■ **Exercise aim**:
Scan the records for the word "data". Return each line where it is found.
%%
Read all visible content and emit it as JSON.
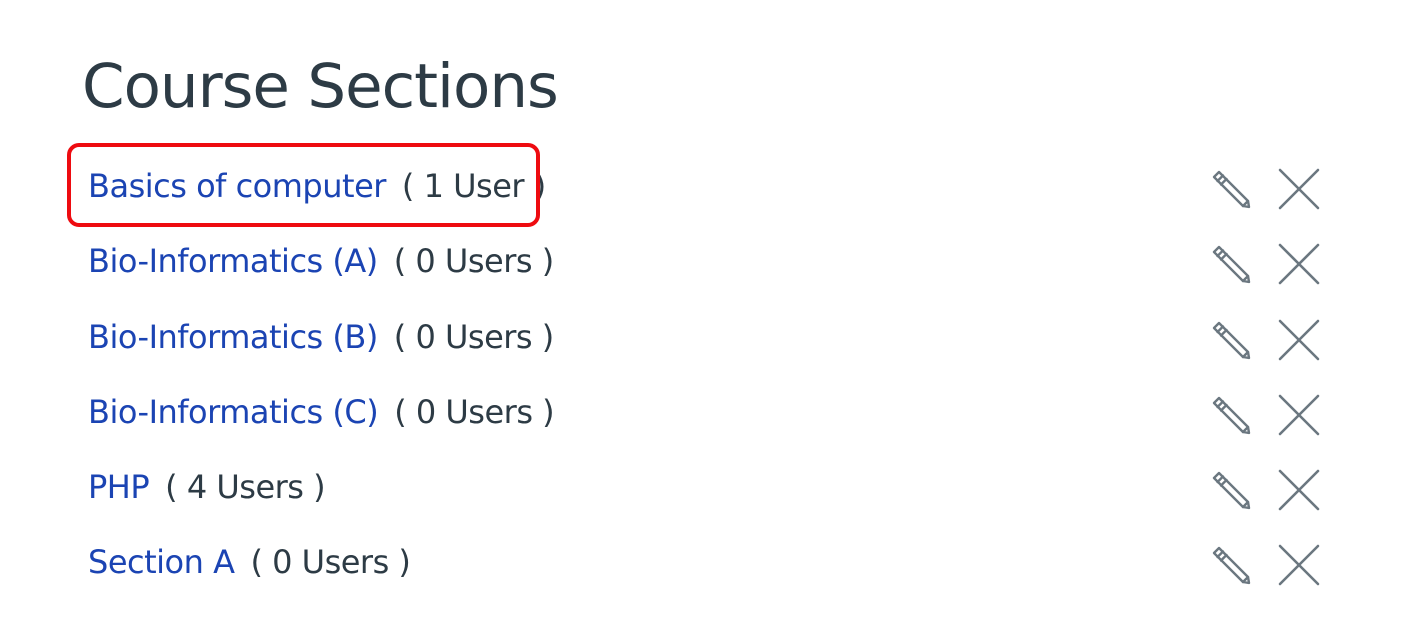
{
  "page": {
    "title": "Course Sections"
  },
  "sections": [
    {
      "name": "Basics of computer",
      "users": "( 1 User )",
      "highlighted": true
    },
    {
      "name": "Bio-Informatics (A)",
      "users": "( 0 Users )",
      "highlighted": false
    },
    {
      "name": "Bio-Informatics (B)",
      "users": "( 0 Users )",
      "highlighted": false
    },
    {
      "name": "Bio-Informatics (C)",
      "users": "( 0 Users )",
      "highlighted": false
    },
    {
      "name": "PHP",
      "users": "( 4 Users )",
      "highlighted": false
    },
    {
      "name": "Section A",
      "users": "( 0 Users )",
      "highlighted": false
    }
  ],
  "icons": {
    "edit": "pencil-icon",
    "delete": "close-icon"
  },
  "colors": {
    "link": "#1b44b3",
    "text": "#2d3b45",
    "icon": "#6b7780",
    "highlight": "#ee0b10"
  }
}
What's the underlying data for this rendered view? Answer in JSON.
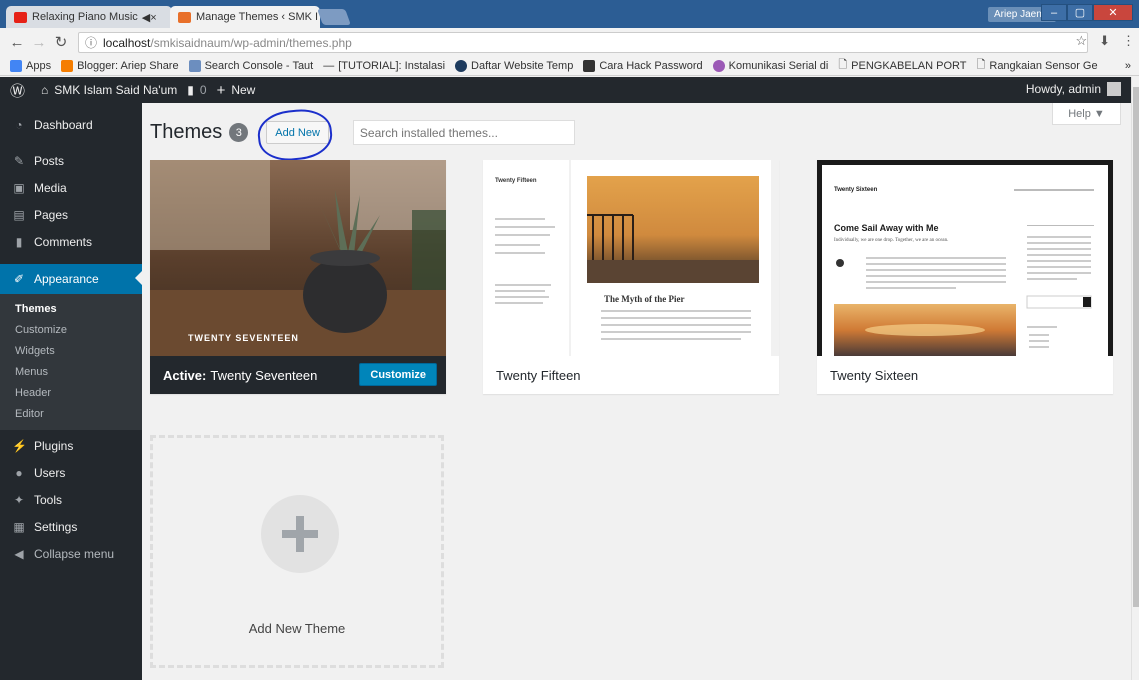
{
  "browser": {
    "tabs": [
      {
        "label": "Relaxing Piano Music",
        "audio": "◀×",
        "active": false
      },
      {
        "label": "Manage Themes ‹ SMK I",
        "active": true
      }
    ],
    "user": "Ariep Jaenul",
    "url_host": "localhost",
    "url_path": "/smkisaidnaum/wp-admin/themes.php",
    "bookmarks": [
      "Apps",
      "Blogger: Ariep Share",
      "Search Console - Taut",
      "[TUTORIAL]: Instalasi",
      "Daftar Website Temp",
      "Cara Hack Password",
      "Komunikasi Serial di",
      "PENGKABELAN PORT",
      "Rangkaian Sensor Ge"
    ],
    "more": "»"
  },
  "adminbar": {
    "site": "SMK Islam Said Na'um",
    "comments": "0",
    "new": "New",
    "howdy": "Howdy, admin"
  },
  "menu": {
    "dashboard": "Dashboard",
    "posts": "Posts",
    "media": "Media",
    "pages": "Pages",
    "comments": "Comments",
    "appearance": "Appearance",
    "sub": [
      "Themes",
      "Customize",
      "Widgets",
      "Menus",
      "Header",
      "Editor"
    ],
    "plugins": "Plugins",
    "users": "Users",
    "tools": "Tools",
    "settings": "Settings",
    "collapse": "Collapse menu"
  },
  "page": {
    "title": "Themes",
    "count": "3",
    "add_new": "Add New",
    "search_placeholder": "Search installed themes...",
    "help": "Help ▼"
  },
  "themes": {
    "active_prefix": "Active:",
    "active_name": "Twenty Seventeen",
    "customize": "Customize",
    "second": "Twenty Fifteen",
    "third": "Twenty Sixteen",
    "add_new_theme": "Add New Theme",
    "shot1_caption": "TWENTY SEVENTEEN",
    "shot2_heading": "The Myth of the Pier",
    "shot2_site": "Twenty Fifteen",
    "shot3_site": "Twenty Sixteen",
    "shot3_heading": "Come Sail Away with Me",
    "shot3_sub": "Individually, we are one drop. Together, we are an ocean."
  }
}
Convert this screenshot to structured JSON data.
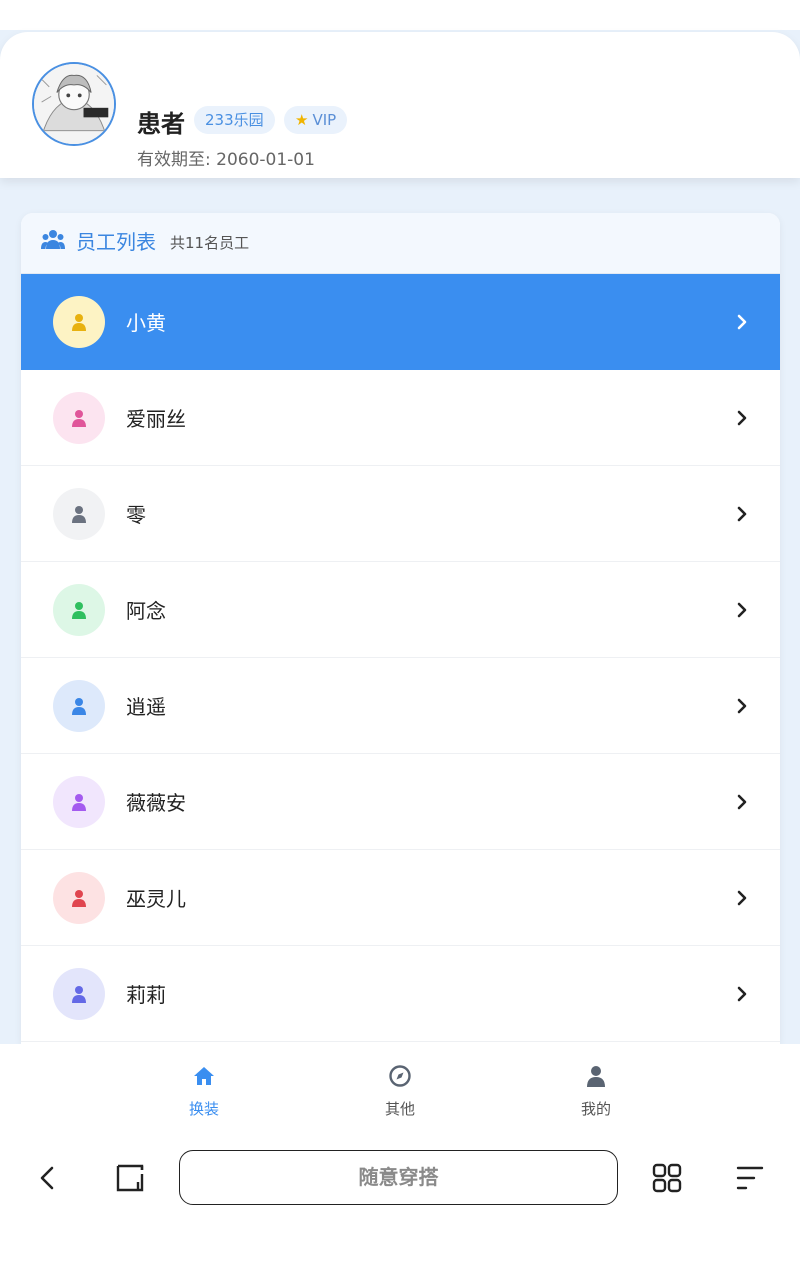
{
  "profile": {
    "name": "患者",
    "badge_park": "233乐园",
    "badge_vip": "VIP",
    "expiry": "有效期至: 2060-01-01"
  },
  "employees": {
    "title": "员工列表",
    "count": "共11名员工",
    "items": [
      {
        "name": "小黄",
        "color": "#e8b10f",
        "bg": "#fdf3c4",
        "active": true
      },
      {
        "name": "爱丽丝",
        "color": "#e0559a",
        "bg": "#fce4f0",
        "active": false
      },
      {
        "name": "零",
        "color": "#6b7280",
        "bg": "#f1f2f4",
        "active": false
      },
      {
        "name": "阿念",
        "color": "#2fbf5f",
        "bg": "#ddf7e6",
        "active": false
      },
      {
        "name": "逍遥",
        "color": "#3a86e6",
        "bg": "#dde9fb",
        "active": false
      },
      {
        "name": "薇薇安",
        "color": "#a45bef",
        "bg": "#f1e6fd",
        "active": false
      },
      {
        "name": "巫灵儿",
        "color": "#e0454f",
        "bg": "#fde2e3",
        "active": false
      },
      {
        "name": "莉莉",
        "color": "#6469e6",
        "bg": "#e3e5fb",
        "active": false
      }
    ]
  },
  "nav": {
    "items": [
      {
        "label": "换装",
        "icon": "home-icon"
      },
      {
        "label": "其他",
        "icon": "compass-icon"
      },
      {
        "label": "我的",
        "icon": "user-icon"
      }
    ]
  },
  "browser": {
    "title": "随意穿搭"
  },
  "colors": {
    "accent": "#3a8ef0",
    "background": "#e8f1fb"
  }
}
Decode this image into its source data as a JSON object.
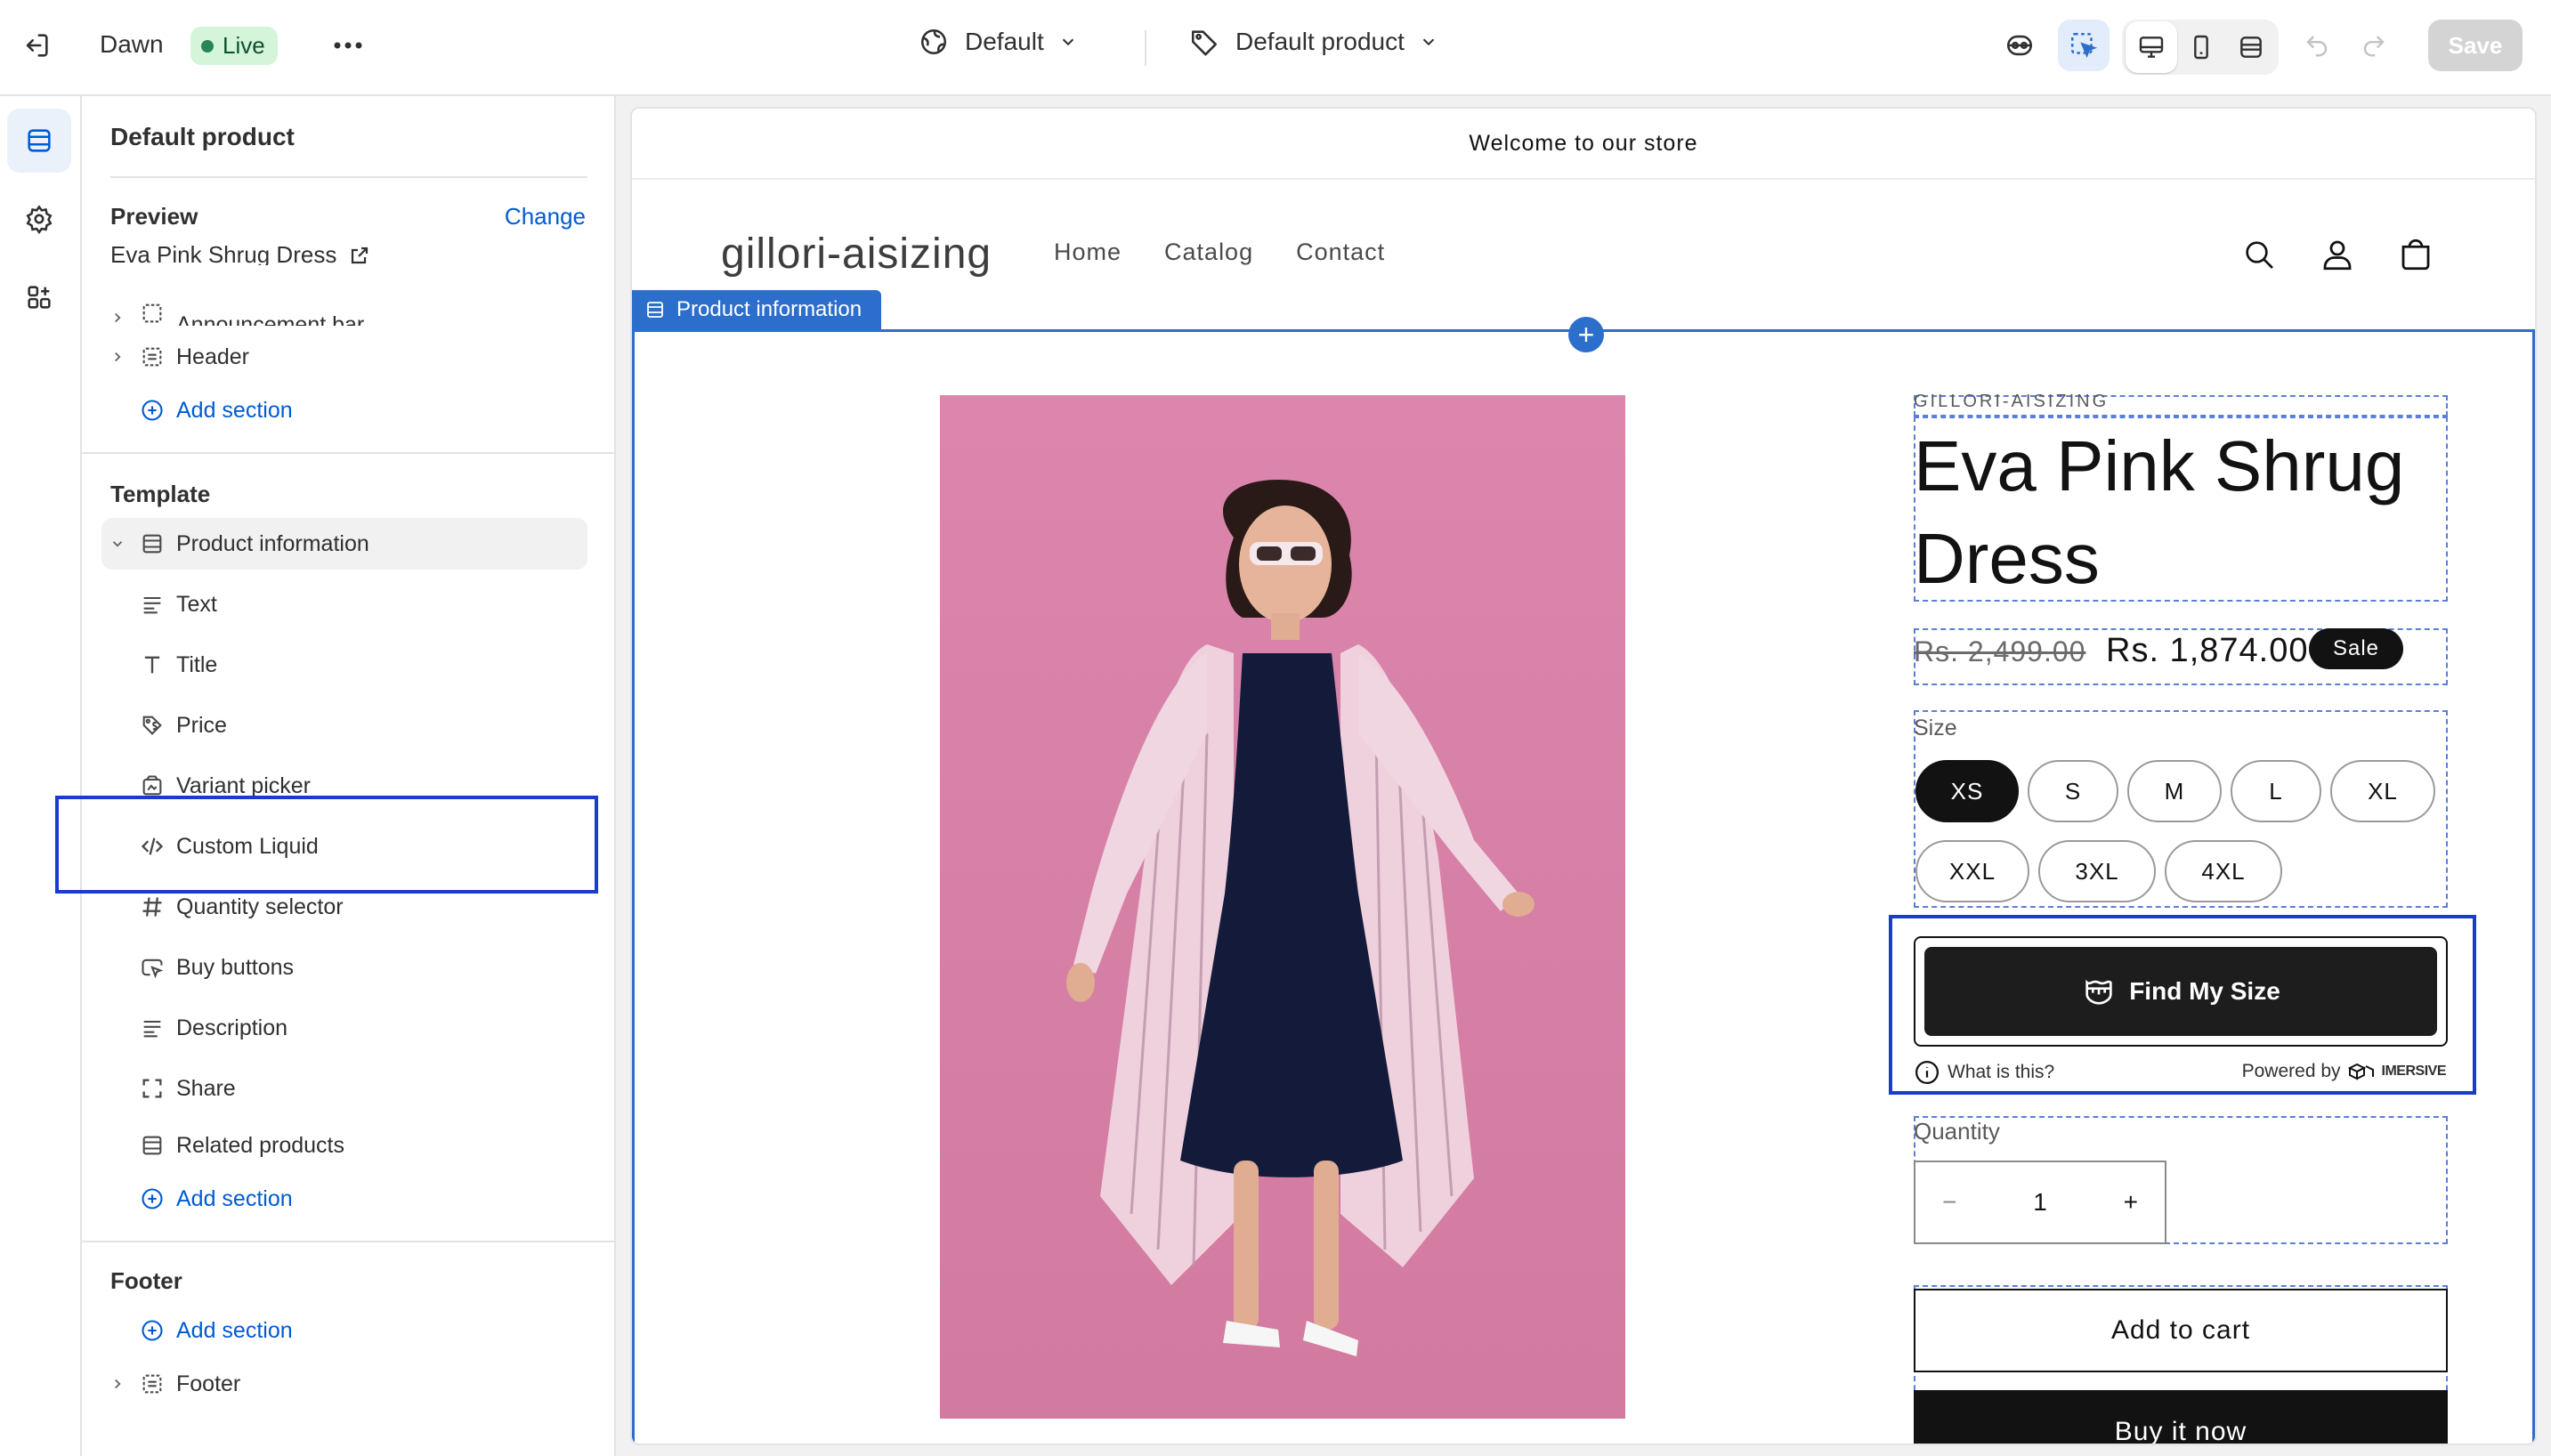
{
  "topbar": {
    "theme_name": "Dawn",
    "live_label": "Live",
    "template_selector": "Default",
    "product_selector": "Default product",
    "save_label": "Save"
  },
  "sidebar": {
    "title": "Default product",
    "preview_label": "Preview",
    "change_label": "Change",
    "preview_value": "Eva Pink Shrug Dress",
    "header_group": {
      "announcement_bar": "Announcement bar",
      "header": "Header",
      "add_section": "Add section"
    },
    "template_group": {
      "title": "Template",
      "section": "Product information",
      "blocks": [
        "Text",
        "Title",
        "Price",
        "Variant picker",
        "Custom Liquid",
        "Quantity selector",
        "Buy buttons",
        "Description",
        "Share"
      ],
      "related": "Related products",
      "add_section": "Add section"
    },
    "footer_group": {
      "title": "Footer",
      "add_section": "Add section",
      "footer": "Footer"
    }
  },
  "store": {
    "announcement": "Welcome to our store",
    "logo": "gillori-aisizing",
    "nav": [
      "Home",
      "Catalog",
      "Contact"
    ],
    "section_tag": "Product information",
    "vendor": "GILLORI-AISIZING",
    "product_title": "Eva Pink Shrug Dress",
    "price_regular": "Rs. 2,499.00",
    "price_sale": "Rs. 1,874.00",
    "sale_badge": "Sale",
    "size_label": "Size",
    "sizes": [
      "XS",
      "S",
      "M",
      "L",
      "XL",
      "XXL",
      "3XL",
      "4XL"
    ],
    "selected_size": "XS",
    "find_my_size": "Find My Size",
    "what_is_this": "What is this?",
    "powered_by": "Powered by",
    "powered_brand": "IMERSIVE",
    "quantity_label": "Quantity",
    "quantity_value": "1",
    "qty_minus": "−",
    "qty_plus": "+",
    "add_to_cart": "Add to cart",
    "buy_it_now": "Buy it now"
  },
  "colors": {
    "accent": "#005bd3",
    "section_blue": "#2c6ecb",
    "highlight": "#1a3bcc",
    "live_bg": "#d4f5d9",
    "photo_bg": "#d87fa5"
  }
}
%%
■ **Task response**:
What's the underlying data for this rendered view? Answer in JSON.
Convert this screenshot to structured JSON data.
Decode this image into its source data as a JSON object.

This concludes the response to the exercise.